> ACTION ITEM:
Your answer should be every line below that includes the word "true".

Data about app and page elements
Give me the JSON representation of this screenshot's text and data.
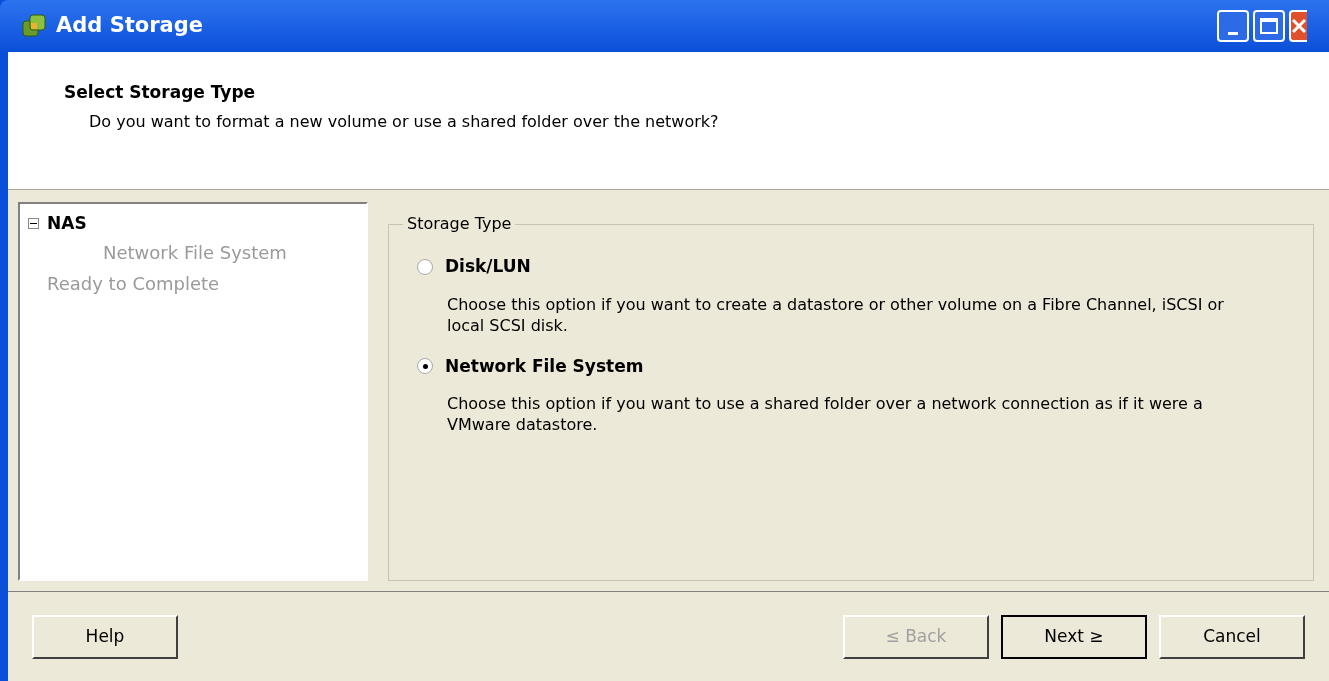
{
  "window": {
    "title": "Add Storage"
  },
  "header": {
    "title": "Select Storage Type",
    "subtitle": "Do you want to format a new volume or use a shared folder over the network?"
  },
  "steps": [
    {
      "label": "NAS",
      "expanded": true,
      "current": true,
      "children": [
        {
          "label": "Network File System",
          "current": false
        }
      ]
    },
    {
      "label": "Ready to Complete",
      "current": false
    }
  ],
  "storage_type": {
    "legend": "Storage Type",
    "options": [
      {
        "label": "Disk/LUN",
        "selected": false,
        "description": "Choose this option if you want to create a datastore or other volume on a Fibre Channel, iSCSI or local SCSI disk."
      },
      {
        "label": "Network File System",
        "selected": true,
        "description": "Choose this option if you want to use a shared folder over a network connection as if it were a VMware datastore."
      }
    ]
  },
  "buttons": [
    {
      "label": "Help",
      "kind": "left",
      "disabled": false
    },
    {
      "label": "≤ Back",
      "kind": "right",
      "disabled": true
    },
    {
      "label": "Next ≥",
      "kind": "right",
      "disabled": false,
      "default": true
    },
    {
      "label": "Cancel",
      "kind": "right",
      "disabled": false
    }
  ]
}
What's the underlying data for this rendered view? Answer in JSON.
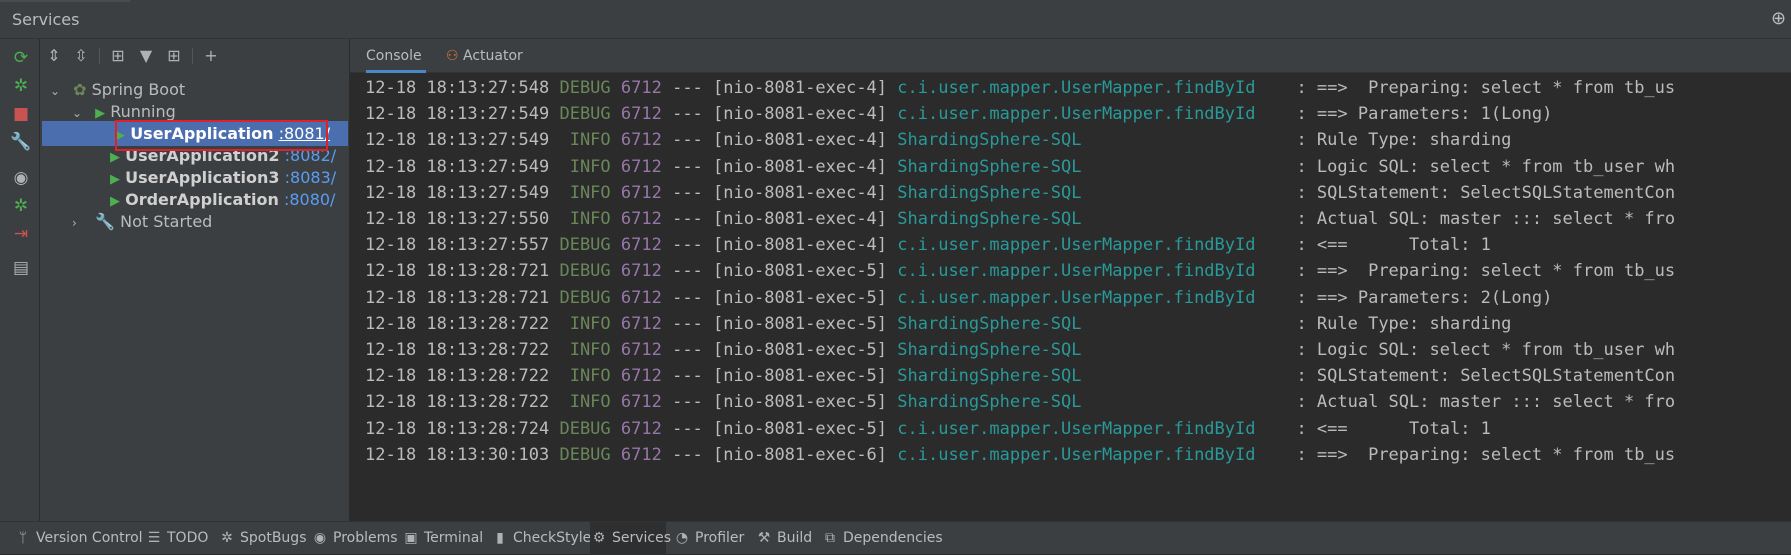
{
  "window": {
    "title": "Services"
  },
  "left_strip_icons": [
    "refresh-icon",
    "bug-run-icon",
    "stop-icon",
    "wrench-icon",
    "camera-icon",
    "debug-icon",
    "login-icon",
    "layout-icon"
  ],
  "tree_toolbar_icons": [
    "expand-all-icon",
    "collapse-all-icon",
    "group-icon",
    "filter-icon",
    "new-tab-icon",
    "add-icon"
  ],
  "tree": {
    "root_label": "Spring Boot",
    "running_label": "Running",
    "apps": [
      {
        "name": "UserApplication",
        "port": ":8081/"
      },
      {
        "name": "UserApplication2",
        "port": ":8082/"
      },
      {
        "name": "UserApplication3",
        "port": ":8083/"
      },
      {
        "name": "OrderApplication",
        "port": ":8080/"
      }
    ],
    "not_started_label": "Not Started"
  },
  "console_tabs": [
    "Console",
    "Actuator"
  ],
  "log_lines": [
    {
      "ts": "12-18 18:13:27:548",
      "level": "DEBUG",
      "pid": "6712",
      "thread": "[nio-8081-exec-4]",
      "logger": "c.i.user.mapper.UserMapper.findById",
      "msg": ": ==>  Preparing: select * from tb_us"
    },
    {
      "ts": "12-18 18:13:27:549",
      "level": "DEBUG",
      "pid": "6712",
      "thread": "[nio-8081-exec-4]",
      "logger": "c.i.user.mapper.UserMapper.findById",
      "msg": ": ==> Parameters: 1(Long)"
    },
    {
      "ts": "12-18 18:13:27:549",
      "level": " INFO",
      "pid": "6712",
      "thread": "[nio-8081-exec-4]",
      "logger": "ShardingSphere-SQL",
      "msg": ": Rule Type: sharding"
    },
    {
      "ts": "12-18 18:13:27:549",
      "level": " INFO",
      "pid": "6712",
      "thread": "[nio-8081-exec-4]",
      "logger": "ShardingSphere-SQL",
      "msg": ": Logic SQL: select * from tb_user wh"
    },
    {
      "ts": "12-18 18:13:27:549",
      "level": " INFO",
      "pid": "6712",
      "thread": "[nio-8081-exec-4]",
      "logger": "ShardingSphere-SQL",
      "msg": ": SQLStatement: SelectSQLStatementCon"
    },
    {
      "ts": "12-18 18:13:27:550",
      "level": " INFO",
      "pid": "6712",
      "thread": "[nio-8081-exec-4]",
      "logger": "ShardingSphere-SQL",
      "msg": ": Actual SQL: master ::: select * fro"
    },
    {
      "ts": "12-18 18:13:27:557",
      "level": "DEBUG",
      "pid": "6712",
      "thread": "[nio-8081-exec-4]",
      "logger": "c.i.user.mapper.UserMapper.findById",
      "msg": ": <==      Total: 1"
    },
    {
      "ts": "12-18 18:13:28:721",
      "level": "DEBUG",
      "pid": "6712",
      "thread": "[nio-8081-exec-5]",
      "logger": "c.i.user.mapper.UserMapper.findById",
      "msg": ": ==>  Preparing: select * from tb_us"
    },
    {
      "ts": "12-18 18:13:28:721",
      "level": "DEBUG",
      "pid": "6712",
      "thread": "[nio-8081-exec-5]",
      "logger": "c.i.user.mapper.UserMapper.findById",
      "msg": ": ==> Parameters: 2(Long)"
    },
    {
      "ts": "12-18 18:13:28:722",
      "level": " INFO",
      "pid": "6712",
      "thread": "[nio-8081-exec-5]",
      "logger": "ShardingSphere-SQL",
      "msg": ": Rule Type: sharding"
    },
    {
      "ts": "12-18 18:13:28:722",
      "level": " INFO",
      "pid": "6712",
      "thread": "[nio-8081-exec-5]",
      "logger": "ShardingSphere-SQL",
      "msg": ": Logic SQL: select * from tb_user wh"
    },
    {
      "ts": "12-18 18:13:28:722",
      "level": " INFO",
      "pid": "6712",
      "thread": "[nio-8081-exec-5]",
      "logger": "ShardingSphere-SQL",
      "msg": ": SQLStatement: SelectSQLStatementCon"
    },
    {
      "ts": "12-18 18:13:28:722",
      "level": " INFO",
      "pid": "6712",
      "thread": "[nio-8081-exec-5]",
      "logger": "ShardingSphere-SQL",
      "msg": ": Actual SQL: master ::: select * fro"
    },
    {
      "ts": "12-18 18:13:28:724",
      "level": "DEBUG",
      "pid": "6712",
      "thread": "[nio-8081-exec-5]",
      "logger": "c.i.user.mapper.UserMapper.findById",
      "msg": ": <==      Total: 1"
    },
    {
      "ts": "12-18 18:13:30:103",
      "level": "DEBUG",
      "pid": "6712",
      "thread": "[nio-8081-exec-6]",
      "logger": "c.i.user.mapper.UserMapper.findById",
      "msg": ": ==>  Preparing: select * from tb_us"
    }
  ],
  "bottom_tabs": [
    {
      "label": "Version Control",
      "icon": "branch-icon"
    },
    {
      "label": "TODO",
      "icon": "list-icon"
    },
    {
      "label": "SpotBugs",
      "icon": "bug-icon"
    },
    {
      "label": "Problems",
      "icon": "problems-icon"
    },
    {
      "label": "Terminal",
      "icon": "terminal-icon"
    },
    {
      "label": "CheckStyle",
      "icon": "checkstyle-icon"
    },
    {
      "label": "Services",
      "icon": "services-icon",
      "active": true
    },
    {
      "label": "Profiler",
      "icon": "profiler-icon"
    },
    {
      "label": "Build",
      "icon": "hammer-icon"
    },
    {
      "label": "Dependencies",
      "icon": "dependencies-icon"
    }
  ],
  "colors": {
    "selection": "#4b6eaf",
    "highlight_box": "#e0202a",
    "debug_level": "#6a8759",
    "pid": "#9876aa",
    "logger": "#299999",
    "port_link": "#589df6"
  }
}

> RESULT FOR THIS EXERCISE:
      "expanded": true,
      "current": true,
        "selected": true,
      "disabled": true
      "default": true
      "active": true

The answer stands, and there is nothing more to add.